Recorded data:
-- Opening Marker --

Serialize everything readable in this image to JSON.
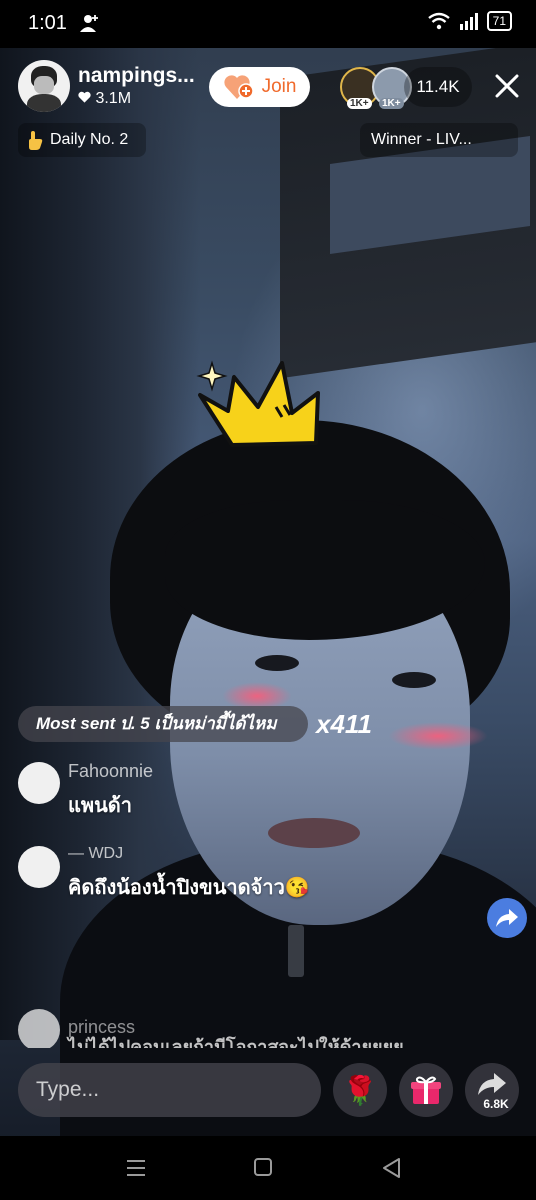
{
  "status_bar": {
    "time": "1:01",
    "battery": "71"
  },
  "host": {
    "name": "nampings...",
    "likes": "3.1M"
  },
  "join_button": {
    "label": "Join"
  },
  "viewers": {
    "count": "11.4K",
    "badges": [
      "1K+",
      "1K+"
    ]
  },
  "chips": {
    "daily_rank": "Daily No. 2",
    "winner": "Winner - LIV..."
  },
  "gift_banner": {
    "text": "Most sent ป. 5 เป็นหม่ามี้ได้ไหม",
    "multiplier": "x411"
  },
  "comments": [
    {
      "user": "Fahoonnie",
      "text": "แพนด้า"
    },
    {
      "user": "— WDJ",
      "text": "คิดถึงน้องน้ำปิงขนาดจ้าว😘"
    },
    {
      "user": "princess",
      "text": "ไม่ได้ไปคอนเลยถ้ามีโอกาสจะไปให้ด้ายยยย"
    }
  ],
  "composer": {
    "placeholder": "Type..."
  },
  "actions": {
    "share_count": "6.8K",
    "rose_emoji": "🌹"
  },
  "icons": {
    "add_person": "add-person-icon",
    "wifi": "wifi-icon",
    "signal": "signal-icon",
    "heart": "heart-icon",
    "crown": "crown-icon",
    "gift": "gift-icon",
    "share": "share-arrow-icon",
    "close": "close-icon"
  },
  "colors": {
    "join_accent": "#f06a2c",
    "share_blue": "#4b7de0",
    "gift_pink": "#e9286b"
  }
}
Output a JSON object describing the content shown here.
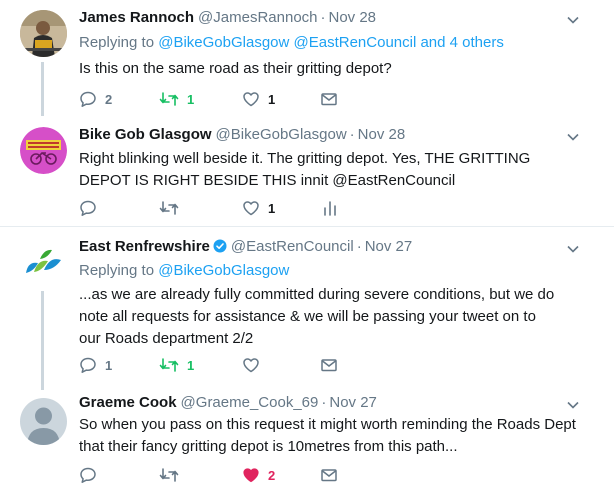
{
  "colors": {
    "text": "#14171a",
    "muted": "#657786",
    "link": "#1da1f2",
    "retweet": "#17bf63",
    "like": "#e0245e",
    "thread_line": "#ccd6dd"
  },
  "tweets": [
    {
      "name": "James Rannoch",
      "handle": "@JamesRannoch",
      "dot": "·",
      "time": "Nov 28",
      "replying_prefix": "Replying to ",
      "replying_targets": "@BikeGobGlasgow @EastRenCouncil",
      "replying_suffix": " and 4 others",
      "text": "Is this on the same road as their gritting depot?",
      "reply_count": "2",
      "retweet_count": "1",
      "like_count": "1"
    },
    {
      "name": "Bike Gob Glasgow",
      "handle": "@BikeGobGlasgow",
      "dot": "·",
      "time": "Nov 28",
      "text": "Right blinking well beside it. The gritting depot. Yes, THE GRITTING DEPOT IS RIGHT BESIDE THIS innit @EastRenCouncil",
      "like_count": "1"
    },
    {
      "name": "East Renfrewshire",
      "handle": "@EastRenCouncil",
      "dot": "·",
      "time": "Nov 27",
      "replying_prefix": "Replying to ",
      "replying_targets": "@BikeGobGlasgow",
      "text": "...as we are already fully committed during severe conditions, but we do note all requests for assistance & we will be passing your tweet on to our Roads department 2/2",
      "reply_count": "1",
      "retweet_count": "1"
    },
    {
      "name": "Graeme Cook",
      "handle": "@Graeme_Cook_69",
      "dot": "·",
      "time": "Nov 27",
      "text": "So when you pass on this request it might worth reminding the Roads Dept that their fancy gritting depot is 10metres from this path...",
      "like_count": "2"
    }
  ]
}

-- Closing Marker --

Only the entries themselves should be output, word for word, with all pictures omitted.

TASK OUTPUT:
Serialize everything readable in this image to JSON.
{
  "status_bar": {
    "time": "1:01",
    "battery": "71"
  },
  "host": {
    "name": "nampings...",
    "likes": "3.1M"
  },
  "join_button": {
    "label": "Join"
  },
  "viewers": {
    "count": "11.4K",
    "badges": [
      "1K+",
      "1K+"
    ]
  },
  "chips": {
    "daily_rank": "Daily No. 2",
    "winner": "Winner - LIV..."
  },
  "gift_banner": {
    "text": "Most sent ป. 5 เป็นหม่ามี้ได้ไหม",
    "multiplier": "x411"
  },
  "comments": [
    {
      "user": "Fahoonnie",
      "text": "แพนด้า"
    },
    {
      "user": "— WDJ",
      "text": "คิดถึงน้องน้ำปิงขนาดจ้าว😘"
    },
    {
      "user": "princess",
      "text": "ไม่ได้ไปคอนเลยถ้ามีโอกาสจะไปให้ด้ายยยย"
    }
  ],
  "composer": {
    "placeholder": "Type..."
  },
  "actions": {
    "share_count": "6.8K",
    "rose_emoji": "🌹"
  },
  "icons": {
    "add_person": "add-person-icon",
    "wifi": "wifi-icon",
    "signal": "signal-icon",
    "heart": "heart-icon",
    "crown": "crown-icon",
    "gift": "gift-icon",
    "share": "share-arrow-icon",
    "close": "close-icon"
  },
  "colors": {
    "join_accent": "#f06a2c",
    "share_blue": "#4b7de0",
    "gift_pink": "#e9286b"
  }
}
Output a JSON object describing the content shown here.
{
  "colors": {
    "text": "#14171a",
    "muted": "#657786",
    "link": "#1da1f2",
    "retweet": "#17bf63",
    "like": "#e0245e",
    "thread_line": "#ccd6dd"
  },
  "tweets": [
    {
      "name": "James Rannoch",
      "handle": "@JamesRannoch",
      "dot": "·",
      "time": "Nov 28",
      "replying_prefix": "Replying to ",
      "replying_targets": "@BikeGobGlasgow @EastRenCouncil",
      "replying_suffix": " and 4 others",
      "text": "Is this on the same road as their gritting depot?",
      "reply_count": "2",
      "retweet_count": "1",
      "like_count": "1"
    },
    {
      "name": "Bike Gob Glasgow",
      "handle": "@BikeGobGlasgow",
      "dot": "·",
      "time": "Nov 28",
      "text": "Right blinking well beside it. The gritting depot. Yes, THE GRITTING DEPOT IS RIGHT BESIDE THIS innit @EastRenCouncil",
      "like_count": "1"
    },
    {
      "name": "East Renfrewshire",
      "handle": "@EastRenCouncil",
      "dot": "·",
      "time": "Nov 27",
      "replying_prefix": "Replying to ",
      "replying_targets": "@BikeGobGlasgow",
      "text": "...as we are already fully committed during severe conditions, but we do note all requests for assistance & we will be passing your tweet on to our Roads department 2/2",
      "reply_count": "1",
      "retweet_count": "1"
    },
    {
      "name": "Graeme Cook",
      "handle": "@Graeme_Cook_69",
      "dot": "·",
      "time": "Nov 27",
      "text": "So when you pass on this request it might worth reminding the Roads Dept that their fancy gritting depot is 10metres from this path...",
      "like_count": "2"
    }
  ]
}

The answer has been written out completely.